The fate of many people who disappeared during the conflict in Croatia in 1991 has yet to be established: more than nine years after the conflict, more than 1,900 families are still without news about their relatives.

In December 1991, a few months after the end of the hostilities, a joint inter-governmental Commission involving the Republic of Croatia and the Federal Republic of Yugoslavia was set up under the auspices of the ICRC to clarify the fate of persons reported missing by their families.

The collection of tracing requests and the transmission of answers to families was the responsibility of the Croatian and Yugoslav National Red Cross Societies, both acting as National Information Bureaux, as provided for in the Geneva Conventions in situations of armed conflict. The ICRC's role was to act as a neutral intermediary by assisting the parties in their talks and ensuring the transmission of information.

Owing to the limited results achieved, the joint Commission was dissolved in early 1994 at a meeting between the two Ministers of Foreign Affairs in Zagreb.

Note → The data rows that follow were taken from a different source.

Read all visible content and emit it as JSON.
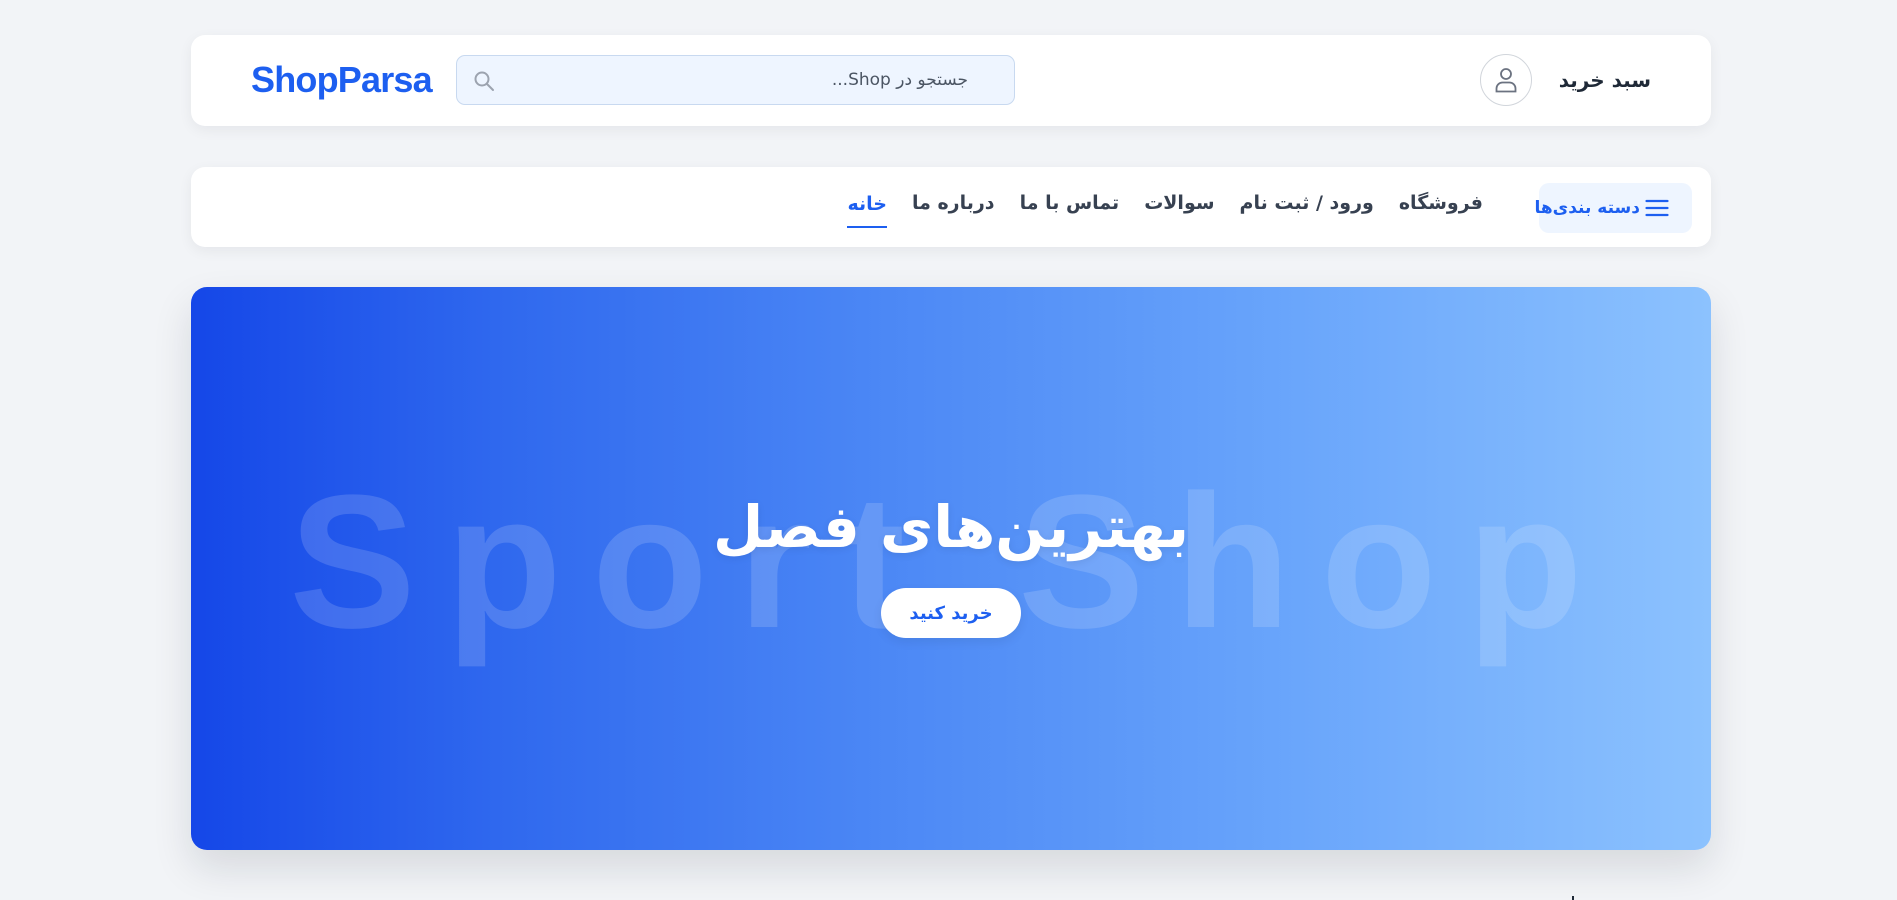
{
  "header": {
    "logo": "ShopParsa",
    "search": {
      "placeholder": "جستجو در Shop...",
      "value": ""
    },
    "user_icon": "user-icon",
    "cart_label": "سبد خرید"
  },
  "nav": {
    "categories_label": "دسته بندی‌ها",
    "categories_icon": "menu-icon",
    "links": [
      {
        "label": "خانه",
        "active": true
      },
      {
        "label": "درباره ما",
        "active": false
      },
      {
        "label": "تماس با ما",
        "active": false
      },
      {
        "label": "سوالات",
        "active": false
      },
      {
        "label": "ورود / ثبت نام",
        "active": false
      },
      {
        "label": "فروشگاه",
        "active": false
      }
    ]
  },
  "hero": {
    "watermark": "Sport Shop",
    "title": "بهترین‌های فصل",
    "button_label": "خرید کنید"
  },
  "colors": {
    "accent": "#1d5ff0",
    "page_background": "#f2f4f7",
    "hero_gradient_start": "#1547e8",
    "hero_gradient_end": "#8cc2fe",
    "search_background": "#eef5ff"
  }
}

In spite of this, the parties resumed their meetings in February 1995. On 17 November 1995, in Dayton, parallel to the talks for Bosnia and Herzegovina, the two parties signed a bilateral agreement to reestablish the Commission. They committed themselves to cooperate fully in the search for persons unaccounted for and endeavoured " to undertake, without delay, the exchange of compl ete and precise information about missing persons " . Since then, the Commission met once a month, alternately in Zagreb and Belgrade, with the ICRC acting as observer.

Mutual diplomatic recognition of the Federal Republic of Yugoslavia and the Republic of Croatia in summer 1996 restored normal relations between the two countries and boosted the exchange of information between them. However, this promising start was not sustained and progress has been slow since early 1997.

Nine years after the conflict, some 1,905 cases have been clarified on the 3,830 files opened (1,839 cases clarified on the 3,487 files opened by the Croatian side;  86 cases clarified on the 343 files opened by the Yugoslav side).